» EXERCISE BRIEF:
Where does the word "label" appear in the data? Copy every line that holds it.

═══ DATA SHOWN

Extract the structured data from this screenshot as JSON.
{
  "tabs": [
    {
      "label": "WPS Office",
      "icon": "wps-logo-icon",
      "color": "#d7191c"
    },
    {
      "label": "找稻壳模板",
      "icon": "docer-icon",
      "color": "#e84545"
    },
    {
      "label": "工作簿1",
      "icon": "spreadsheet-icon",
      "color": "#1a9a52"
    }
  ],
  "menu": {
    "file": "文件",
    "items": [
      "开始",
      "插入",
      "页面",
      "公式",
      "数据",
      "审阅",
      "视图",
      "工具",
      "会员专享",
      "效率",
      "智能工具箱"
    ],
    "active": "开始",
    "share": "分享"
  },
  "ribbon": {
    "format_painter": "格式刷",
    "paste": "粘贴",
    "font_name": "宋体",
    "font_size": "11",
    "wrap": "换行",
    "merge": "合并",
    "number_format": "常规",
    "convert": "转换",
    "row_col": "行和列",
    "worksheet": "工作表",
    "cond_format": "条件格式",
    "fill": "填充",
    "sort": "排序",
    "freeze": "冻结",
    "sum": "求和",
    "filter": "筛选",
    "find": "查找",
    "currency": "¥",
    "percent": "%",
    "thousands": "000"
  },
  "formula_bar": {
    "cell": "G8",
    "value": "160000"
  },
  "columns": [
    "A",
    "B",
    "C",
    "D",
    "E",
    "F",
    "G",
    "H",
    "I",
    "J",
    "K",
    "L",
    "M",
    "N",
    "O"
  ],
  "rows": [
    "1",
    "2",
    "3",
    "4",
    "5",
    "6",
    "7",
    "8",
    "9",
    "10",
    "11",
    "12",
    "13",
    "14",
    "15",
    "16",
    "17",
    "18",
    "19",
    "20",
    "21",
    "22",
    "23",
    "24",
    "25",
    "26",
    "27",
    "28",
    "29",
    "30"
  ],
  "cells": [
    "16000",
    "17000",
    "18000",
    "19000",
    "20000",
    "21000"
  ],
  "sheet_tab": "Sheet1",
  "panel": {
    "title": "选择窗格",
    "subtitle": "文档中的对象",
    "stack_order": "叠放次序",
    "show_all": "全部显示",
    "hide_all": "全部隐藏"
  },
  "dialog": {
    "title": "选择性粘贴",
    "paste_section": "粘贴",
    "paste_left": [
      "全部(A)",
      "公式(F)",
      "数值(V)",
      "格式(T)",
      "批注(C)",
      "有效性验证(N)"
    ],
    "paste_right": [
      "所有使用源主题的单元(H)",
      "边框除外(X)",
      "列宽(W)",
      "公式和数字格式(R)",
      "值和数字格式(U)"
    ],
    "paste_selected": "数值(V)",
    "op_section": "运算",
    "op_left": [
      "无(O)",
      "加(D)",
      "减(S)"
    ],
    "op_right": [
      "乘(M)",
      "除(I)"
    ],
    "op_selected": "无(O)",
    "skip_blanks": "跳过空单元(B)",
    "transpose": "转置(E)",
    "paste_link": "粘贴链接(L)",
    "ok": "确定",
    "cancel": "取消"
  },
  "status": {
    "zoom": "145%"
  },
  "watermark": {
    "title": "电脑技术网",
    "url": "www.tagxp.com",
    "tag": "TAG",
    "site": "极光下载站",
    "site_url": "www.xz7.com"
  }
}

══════

» THE COMPLETED TASK:
      "label": "WPS Office",
      "label": "找稻壳模板",
      "label": "工作簿1",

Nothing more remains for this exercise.